  1. Colossus of Rhodes

    The Colossus of Rhodes, as depicted in an artist's impression of 1880.Source

    The Colossus of Rhodes, as depicted in an artist’s impression of 1880.Source

This was a statue of the Greek titan-god of the sun Helios erected in the city of Rhodes, on the Greek island of the same name. It was built by Chares of Lindos in 280 BC to celebrate Rhodes’ victory over the ruler of Cyprus, Antigonus I Monophthalmus after Monophthalmus’ son had besieged Rhodes in 305 BC. The structure stood over 98 feet before being destroyed by an earthquake in 226 BC.

  1. Lighthouse of Alexandria

    Three-dimensional reconstruction based on a comprehensive 2006 study>Source

    Three-dimensional reconstruction based on a comprehensive 2006 study>Source

This is sometimes called the Pharos of Alexandria. It was a lighthouse built by the Ptolemaic Kingdom around 280 and 247 BC. It would have originally measured between 393 to 450 feet tall, but it was badly damaged by three earthquakes between 956 and 1323 AD and eventually became an abandoned ruin. In 1480, the remaining stones were used to build the Citadel of Qaitbay on the site.

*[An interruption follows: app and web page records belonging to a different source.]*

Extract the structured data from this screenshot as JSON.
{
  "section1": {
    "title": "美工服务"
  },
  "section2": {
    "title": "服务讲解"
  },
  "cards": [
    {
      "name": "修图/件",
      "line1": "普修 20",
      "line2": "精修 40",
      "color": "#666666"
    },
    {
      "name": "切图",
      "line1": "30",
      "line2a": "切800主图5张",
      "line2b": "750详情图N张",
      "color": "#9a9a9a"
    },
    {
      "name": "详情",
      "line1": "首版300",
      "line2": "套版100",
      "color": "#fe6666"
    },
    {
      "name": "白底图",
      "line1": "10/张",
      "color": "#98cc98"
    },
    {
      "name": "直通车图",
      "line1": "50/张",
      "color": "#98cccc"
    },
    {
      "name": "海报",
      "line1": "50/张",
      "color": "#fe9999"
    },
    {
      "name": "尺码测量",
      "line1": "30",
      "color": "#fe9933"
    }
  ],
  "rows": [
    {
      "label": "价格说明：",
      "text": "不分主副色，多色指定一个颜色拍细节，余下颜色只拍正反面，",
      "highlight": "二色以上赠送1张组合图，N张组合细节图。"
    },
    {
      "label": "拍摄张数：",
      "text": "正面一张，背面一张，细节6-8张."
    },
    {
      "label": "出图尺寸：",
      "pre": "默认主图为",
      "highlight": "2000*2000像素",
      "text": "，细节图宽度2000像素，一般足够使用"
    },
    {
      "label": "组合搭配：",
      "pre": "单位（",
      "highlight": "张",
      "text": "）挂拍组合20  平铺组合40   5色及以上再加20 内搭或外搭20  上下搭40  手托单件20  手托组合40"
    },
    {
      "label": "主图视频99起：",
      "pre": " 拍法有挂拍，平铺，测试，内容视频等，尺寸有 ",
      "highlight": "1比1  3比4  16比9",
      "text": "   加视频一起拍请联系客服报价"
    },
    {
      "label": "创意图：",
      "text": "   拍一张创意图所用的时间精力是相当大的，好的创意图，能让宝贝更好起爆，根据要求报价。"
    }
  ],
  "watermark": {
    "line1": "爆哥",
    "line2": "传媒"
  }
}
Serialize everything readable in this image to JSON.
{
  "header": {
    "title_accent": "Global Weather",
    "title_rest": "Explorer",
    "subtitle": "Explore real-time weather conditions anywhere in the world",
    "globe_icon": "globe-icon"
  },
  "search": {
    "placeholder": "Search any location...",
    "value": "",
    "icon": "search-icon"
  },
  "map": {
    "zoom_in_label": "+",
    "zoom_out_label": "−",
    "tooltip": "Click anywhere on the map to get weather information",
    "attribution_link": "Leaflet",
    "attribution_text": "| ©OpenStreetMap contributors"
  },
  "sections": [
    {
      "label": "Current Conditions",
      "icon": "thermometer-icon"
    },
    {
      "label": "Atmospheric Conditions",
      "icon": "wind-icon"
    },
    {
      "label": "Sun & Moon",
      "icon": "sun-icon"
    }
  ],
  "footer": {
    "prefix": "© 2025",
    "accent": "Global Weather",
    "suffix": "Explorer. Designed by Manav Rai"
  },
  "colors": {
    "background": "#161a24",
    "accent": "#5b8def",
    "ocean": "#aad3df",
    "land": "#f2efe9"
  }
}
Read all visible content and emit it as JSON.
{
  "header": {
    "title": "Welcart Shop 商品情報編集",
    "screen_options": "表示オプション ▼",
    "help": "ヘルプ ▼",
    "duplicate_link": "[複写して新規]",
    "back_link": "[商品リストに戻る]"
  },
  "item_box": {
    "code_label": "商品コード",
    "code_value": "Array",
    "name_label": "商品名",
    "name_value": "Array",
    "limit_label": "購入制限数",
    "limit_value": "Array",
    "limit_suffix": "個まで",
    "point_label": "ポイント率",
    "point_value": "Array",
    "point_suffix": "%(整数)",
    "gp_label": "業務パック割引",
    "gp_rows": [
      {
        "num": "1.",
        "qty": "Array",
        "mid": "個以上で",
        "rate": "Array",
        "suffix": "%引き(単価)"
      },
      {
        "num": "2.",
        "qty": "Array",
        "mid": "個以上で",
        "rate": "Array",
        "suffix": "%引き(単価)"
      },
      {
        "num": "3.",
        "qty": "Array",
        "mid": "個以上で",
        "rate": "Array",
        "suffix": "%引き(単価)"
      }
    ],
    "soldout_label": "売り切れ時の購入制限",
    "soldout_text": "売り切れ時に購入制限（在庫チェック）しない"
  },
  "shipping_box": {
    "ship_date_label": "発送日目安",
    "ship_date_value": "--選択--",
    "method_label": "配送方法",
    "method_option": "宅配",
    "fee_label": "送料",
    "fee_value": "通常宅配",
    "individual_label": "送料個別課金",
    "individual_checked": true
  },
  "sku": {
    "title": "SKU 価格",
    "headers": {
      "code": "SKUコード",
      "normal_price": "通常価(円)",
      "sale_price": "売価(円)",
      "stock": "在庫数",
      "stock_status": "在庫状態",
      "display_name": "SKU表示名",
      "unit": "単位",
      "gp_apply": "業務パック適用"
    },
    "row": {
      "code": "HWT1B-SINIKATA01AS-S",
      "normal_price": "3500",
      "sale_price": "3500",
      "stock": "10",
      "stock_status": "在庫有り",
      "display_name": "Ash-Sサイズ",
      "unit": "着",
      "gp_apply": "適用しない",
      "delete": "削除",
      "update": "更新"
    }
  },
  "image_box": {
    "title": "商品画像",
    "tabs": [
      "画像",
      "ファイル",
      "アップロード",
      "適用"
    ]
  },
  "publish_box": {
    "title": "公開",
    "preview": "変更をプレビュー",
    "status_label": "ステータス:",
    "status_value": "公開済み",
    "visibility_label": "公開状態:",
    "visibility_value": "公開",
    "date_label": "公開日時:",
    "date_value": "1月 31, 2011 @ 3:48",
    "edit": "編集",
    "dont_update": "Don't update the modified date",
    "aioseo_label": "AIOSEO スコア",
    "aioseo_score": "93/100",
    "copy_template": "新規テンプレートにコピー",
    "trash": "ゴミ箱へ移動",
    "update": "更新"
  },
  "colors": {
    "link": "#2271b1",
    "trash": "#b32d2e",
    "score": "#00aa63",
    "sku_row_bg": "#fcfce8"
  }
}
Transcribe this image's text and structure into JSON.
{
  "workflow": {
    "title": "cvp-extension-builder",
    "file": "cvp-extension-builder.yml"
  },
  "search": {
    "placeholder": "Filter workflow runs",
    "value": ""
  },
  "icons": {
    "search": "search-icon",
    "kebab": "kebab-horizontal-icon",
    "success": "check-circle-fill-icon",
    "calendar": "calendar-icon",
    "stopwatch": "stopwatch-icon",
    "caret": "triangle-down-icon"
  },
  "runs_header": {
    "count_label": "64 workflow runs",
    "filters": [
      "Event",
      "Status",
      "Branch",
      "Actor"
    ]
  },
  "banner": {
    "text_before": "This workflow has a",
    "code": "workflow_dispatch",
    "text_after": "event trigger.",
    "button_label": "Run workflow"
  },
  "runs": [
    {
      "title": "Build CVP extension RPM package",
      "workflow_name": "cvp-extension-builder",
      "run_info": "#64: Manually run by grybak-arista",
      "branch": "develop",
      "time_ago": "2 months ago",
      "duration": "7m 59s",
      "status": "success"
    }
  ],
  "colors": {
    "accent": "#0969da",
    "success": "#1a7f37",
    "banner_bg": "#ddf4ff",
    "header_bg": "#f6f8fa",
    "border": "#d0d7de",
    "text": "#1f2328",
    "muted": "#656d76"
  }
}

Source: http://mentalfloss.com/article/75978/chinas-hidden-cave-temple-will-soon-be-open-public